Volume VI. The Drama to 1642, Part Two.

VIII. Ford and Shirley

§ 14. Originality of his plots

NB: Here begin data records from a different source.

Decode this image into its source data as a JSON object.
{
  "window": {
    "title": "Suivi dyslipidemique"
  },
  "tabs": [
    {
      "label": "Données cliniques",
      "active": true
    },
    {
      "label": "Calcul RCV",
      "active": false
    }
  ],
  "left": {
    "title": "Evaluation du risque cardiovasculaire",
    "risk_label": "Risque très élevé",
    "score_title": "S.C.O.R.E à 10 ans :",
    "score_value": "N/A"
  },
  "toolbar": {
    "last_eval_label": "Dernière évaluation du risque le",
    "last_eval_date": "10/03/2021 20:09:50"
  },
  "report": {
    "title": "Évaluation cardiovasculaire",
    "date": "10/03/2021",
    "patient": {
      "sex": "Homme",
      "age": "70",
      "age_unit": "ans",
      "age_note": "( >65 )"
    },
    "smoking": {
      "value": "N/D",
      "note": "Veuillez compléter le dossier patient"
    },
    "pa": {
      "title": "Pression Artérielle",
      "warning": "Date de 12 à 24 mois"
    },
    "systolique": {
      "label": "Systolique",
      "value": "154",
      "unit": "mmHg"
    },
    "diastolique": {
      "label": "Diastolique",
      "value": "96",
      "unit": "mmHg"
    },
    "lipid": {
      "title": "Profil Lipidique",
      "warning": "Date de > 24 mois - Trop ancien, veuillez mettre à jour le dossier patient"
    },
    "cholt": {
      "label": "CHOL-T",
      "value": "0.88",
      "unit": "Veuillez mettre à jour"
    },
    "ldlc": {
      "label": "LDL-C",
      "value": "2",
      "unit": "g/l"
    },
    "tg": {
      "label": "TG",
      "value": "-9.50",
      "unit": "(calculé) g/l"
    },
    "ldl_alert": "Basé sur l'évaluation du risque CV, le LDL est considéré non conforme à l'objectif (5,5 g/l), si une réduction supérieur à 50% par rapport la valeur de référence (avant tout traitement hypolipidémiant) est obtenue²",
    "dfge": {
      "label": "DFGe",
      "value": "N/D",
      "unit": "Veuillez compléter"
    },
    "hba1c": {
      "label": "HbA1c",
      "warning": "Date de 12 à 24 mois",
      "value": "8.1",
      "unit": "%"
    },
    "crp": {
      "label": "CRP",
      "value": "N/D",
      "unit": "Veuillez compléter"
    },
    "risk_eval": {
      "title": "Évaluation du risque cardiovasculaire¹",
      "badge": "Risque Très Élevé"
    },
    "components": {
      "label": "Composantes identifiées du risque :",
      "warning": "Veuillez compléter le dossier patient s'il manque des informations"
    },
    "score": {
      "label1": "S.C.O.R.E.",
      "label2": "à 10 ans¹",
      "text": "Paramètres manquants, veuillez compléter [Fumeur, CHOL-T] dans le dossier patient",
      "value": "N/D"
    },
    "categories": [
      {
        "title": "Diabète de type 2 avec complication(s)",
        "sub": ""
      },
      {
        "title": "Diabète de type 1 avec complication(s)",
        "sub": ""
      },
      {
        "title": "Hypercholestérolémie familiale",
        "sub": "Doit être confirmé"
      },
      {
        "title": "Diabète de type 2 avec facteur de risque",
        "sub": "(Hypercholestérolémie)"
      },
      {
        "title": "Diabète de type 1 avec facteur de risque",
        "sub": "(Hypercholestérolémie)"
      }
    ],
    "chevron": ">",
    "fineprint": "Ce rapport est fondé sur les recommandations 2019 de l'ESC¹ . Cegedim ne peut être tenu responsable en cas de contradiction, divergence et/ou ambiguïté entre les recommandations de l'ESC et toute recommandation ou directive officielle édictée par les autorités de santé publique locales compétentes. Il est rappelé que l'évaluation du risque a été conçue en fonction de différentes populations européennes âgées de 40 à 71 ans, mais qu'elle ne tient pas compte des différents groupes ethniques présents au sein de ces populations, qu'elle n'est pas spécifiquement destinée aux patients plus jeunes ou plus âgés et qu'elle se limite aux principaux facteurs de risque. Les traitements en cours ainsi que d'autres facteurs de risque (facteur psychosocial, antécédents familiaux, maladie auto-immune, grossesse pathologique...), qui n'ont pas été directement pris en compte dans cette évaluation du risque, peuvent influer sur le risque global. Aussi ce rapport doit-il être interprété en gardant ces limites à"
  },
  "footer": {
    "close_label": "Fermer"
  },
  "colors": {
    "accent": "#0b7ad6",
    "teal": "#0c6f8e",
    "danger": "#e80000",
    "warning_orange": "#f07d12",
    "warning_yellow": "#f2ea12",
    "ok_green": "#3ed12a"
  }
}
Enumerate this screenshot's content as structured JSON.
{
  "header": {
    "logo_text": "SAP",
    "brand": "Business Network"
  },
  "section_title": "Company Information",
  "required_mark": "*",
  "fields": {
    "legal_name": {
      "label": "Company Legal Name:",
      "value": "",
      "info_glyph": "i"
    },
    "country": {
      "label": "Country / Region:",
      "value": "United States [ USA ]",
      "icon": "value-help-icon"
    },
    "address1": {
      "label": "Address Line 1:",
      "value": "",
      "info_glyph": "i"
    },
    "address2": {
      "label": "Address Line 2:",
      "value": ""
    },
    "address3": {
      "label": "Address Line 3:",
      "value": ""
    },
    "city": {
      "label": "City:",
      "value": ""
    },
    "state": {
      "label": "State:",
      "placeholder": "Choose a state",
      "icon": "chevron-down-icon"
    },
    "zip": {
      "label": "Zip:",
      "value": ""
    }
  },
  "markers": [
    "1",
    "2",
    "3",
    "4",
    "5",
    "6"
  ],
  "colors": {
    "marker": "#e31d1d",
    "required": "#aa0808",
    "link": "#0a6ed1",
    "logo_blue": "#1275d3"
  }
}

Of the originality of Shirley’s plots, it is at present somewhat hazardous to speak. In the foregoing pages, we have been able to indicate sources for only about one-fourth of his plays, and it has been customary to credit him with a greater share of inventiveness than most of his fellow dramatists. But Stiefel, who proved the Spanish origin of the plot of The Opportunitie, named another for The Young Admirall, and stated that The Wedding, The Humorous Courtier, The Example and The Royall Master are, also, from Spanish sources. If this can be made good, it is clear that it is too soon to pronounce on the question of invention in this sense. But, from those plays whose sources are known, we can draw inferences as to his skill in treating a source; and our evidence is sufficient to justify us in crediting to him a high degree of ability in making over a story for stage purposes, in leading the interest up to a well prepared climax and in arranging effective situations. This last power had, indeed, distinguished most of his predecessors in the seventeenth century, but he does not so often as, say, Beaumont and Fletcher, sacrifice the unity of impression of the whole play, or the consistency of character, for the sake of single sensational scenes.